[Website and app data records]
=== Begin Enclosure ===

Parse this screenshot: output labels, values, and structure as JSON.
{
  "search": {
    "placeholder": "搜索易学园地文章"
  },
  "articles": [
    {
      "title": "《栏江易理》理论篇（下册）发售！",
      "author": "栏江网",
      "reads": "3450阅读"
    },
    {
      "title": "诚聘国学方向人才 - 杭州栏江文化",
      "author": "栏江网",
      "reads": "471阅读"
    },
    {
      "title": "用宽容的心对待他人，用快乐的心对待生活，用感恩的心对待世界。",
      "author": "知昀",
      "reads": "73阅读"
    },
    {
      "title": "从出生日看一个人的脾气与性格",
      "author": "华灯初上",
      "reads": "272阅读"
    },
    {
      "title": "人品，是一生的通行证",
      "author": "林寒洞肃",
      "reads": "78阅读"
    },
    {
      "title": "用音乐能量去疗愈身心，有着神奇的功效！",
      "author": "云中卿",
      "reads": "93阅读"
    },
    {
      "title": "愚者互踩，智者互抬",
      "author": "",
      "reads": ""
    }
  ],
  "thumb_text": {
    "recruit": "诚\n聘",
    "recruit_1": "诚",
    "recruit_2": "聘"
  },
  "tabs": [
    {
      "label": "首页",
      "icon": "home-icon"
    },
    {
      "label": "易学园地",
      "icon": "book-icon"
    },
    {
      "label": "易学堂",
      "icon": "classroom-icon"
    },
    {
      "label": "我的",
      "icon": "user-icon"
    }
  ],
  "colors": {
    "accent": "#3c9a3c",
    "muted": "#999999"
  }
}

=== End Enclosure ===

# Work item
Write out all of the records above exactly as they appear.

# The answer
Parse this screenshot: output labels, values, and structure as JSON.
{
  "search": {
    "placeholder": "搜索易学园地文章"
  },
  "articles": [
    {
      "title": "《栏江易理》理论篇（下册）发售！",
      "author": "栏江网",
      "reads": "3450阅读"
    },
    {
      "title": "诚聘国学方向人才 - 杭州栏江文化",
      "author": "栏江网",
      "reads": "471阅读"
    },
    {
      "title": "用宽容的心对待他人，用快乐的心对待生活，用感恩的心对待世界。",
      "author": "知昀",
      "reads": "73阅读"
    },
    {
      "title": "从出生日看一个人的脾气与性格",
      "author": "华灯初上",
      "reads": "272阅读"
    },
    {
      "title": "人品，是一生的通行证",
      "author": "林寒洞肃",
      "reads": "78阅读"
    },
    {
      "title": "用音乐能量去疗愈身心，有着神奇的功效！",
      "author": "云中卿",
      "reads": "93阅读"
    },
    {
      "title": "愚者互踩，智者互抬",
      "author": "",
      "reads": ""
    }
  ],
  "thumb_text": {
    "recruit": "诚\n聘",
    "recruit_1": "诚",
    "recruit_2": "聘"
  },
  "tabs": [
    {
      "label": "首页",
      "icon": "home-icon"
    },
    {
      "label": "易学园地",
      "icon": "book-icon"
    },
    {
      "label": "易学堂",
      "icon": "classroom-icon"
    },
    {
      "label": "我的",
      "icon": "user-icon"
    }
  ],
  "colors": {
    "accent": "#3c9a3c",
    "muted": "#999999"
  }
}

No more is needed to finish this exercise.